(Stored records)
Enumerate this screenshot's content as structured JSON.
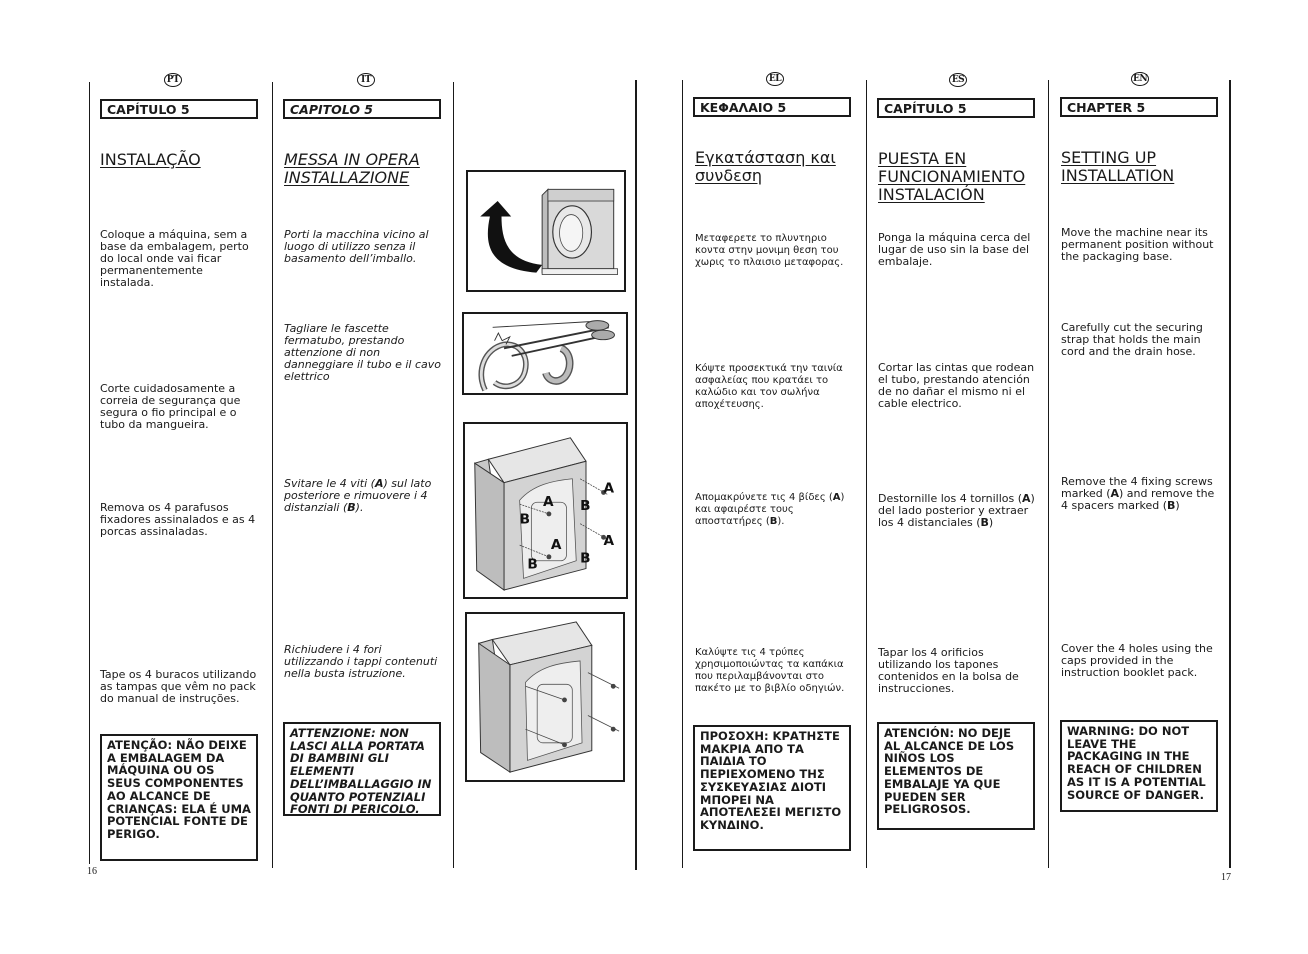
{
  "pages": {
    "left_number": "16",
    "right_number": "17"
  },
  "columns": {
    "pt": {
      "lang_badge": "PT",
      "chapter": "CAPÍTULO 5",
      "title": "INSTALAÇÃO",
      "steps": [
        "Coloque a máquina, sem a base da embalagem, perto do local onde vai ficar permanentemente instalada.",
        "Corte cuidadosamente a correia de segurança que segura o fio principal e o tubo da mangueira.",
        "Remova os 4 parafusos fixadores assinalados e as 4 porcas assinaladas.",
        "Tape os 4 buracos utilizando as tampas que vêm no pack do manual de instruções."
      ],
      "warning": "ATENÇÃO: NÃO DEIXE A EMBALAGEM DA MÁQUINA OU OS SEUS COMPONENTES AO ALCANCE DE CRIANÇAS: ELA É UMA POTENCIAL FONTE DE PERIGO."
    },
    "it": {
      "lang_badge": "IT",
      "chapter": "CAPITOLO 5",
      "title": "MESSA IN OPERA INSTALLAZIONE",
      "steps": [
        "Porti la macchina vicino al luogo di utilizzo senza il basamento dell’imballo.",
        "Tagliare le fascette fermatubo, prestando attenzione di non danneggiare il tubo e il cavo elettrico",
        "Svitare le 4 viti (A) sul lato posteriore e rimuovere i 4 distanziali (B).",
        "Richiudere i 4 fori utilizzando i tappi contenuti nella busta istruzione."
      ],
      "warning": "ATTENZIONE: NON LASCI ALLA PORTATA DI BAMBINI GLI ELEMENTI DELL’IMBALLAGGIO IN QUANTO POTENZIALI FONTI DI PERICOLO."
    },
    "el": {
      "lang_badge": "EL",
      "chapter": "ΚΕΦΑΛΑΙΟ 5",
      "title": "Εγκατάσταση και συνδεση",
      "steps": [
        "Μεταφερετε το πλυντηριο κοντα στην μονιμη θεση του χωρις το πλαισιο μεταφορας.",
        "Κόψτε προσεκτικά την ταινία ασφαλείας που κρατάει το καλώδιο και τον σωλήνα αποχέτευσης.",
        "Απομακρύνετε τις 4 βίδες (A) και αφαιρέστε τους αποστατήρες (B).",
        "Καλύψτε τις 4 τρύπες χρησιμοποιώντας τα καπάκια που περιλαμβάνονται στο πακέτο με το βιβλίο οδηγιών."
      ],
      "warning": "ΠΡΟΣΟΧΗ: ΚΡΑΤΗΣΤΕ ΜΑΚΡΙΑ ΑΠΟ ΤΑ ΠΑΙΔΙΑ ΤΟ ΠΕΡΙΕΧΟΜΕΝΟ ΤΗΣ ΣΥΣΚΕΥΑΣΙΑΣ ΔΙΟΤΙ ΜΠΟΡΕΙ ΝΑ ΑΠΟΤΕΛΕΣΕΙ ΜΕΓΙΣΤΟ ΚΥΝΔΙΝΟ."
    },
    "es": {
      "lang_badge": "ES",
      "chapter": "CAPÍTULO 5",
      "title": "PUESTA EN FUNCIONAMIENTO INSTALACIÓN",
      "steps": [
        "Ponga la máquina cerca del lugar de uso sin la base del embalaje.",
        "Cortar las cintas que rodean el tubo, prestando atención de no dañar el mismo ni el cable electrico.",
        "Destornille los 4 tornillos (A) del lado posterior y extraer los 4 distanciales (B)",
        "Tapar los 4 orificios utilizando los tapones contenidos en la bolsa de instrucciones."
      ],
      "warning": "ATENCIÓN: NO DEJE AL ALCANCE DE LOS NIÑOS LOS ELEMENTOS DE EMBALAJE YA QUE PUEDEN SER PELIGROSOS."
    },
    "en": {
      "lang_badge": "EN",
      "chapter": "CHAPTER 5",
      "title": "SETTING UP INSTALLATION",
      "steps": [
        "Move the machine near its permanent position without the packaging base.",
        "Carefully cut the securing strap that holds the main cord and the drain hose.",
        "Remove the 4 fixing screws marked (A) and remove the 4 spacers marked (B)",
        "Cover the 4 holes using the caps provided in the instruction booklet pack."
      ],
      "warning": "WARNING: DO NOT LEAVE THE PACKAGING IN THE REACH OF CHILDREN AS IT IS A POTENTIAL SOURCE OF DANGER."
    }
  },
  "figures": {
    "fig1": "washing-machine-move-arrow",
    "fig2": "cut-securing-strap-scissors",
    "fig3": {
      "description": "rear-screws-and-spacers",
      "labels": [
        "A",
        "A",
        "A",
        "A",
        "B",
        "B",
        "B",
        "B"
      ]
    },
    "fig4": "cover-holes-caps"
  }
}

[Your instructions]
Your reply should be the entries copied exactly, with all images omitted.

[Solution to the exercise]
Enumerate this screenshot's content as structured JSON.
{
  "pages": {
    "left_number": "16",
    "right_number": "17"
  },
  "columns": {
    "pt": {
      "lang_badge": "PT",
      "chapter": "CAPÍTULO 5",
      "title": "INSTALAÇÃO",
      "steps": [
        "Coloque a máquina, sem a base da embalagem, perto do local onde vai ficar permanentemente instalada.",
        "Corte cuidadosamente a correia de segurança que segura o fio principal e o tubo da mangueira.",
        "Remova os 4 parafusos fixadores assinalados e as 4 porcas assinaladas.",
        "Tape os 4 buracos utilizando as tampas que vêm no pack do manual de instruções."
      ],
      "warning": "ATENÇÃO: NÃO DEIXE A EMBALAGEM DA MÁQUINA OU OS SEUS COMPONENTES AO ALCANCE DE CRIANÇAS: ELA É UMA POTENCIAL FONTE DE PERIGO."
    },
    "it": {
      "lang_badge": "IT",
      "chapter": "CAPITOLO 5",
      "title": "MESSA IN OPERA INSTALLAZIONE",
      "steps": [
        "Porti la macchina vicino al luogo di utilizzo senza il basamento dell’imballo.",
        "Tagliare le fascette fermatubo, prestando attenzione di non danneggiare il tubo e il cavo elettrico",
        "Svitare le 4 viti (A) sul lato posteriore e rimuovere i 4 distanziali (B).",
        "Richiudere i 4 fori utilizzando i tappi contenuti nella busta istruzione."
      ],
      "warning": "ATTENZIONE: NON LASCI ALLA PORTATA DI BAMBINI GLI ELEMENTI DELL’IMBALLAGGIO IN QUANTO POTENZIALI FONTI DI PERICOLO."
    },
    "el": {
      "lang_badge": "EL",
      "chapter": "ΚΕΦΑΛΑΙΟ 5",
      "title": "Εγκατάσταση και συνδεση",
      "steps": [
        "Μεταφερετε το πλυντηριο κοντα στην μονιμη θεση του χωρις το πλαισιο μεταφορας.",
        "Κόψτε προσεκτικά την ταινία ασφαλείας που κρατάει το καλώδιο και τον σωλήνα αποχέτευσης.",
        "Απομακρύνετε τις 4 βίδες (A) και αφαιρέστε τους αποστατήρες (B).",
        "Καλύψτε τις 4 τρύπες χρησιμοποιώντας τα καπάκια που περιλαμβάνονται στο πακέτο με το βιβλίο οδηγιών."
      ],
      "warning": "ΠΡΟΣΟΧΗ: ΚΡΑΤΗΣΤΕ ΜΑΚΡΙΑ ΑΠΟ ΤΑ ΠΑΙΔΙΑ ΤΟ ΠΕΡΙΕΧΟΜΕΝΟ ΤΗΣ ΣΥΣΚΕΥΑΣΙΑΣ ΔΙΟΤΙ ΜΠΟΡΕΙ ΝΑ ΑΠΟΤΕΛΕΣΕΙ ΜΕΓΙΣΤΟ ΚΥΝΔΙΝΟ."
    },
    "es": {
      "lang_badge": "ES",
      "chapter": "CAPÍTULO 5",
      "title": "PUESTA EN FUNCIONAMIENTO INSTALACIÓN",
      "steps": [
        "Ponga la máquina cerca del lugar de uso sin la base del embalaje.",
        "Cortar las cintas que rodean el tubo, prestando atención de no dañar el mismo ni el cable electrico.",
        "Destornille los 4 tornillos (A) del lado posterior y extraer los 4 distanciales (B)",
        "Tapar los 4 orificios utilizando los tapones contenidos en la bolsa de instrucciones."
      ],
      "warning": "ATENCIÓN: NO DEJE AL ALCANCE DE LOS NIÑOS LOS ELEMENTOS DE EMBALAJE YA QUE PUEDEN SER PELIGROSOS."
    },
    "en": {
      "lang_badge": "EN",
      "chapter": "CHAPTER 5",
      "title": "SETTING UP INSTALLATION",
      "steps": [
        "Move the machine near its permanent position without the packaging base.",
        "Carefully cut the securing strap that holds the main cord and the drain hose.",
        "Remove the 4 fixing screws marked (A) and remove the 4 spacers marked (B)",
        "Cover the 4 holes using the caps provided in the instruction booklet pack."
      ],
      "warning": "WARNING: DO NOT LEAVE THE PACKAGING IN THE REACH OF CHILDREN AS IT IS A POTENTIAL SOURCE OF DANGER."
    }
  },
  "figures": {
    "fig1": "washing-machine-move-arrow",
    "fig2": "cut-securing-strap-scissors",
    "fig3": {
      "description": "rear-screws-and-spacers",
      "labels": [
        "A",
        "A",
        "A",
        "A",
        "B",
        "B",
        "B",
        "B"
      ]
    },
    "fig4": "cover-holes-caps"
  }
}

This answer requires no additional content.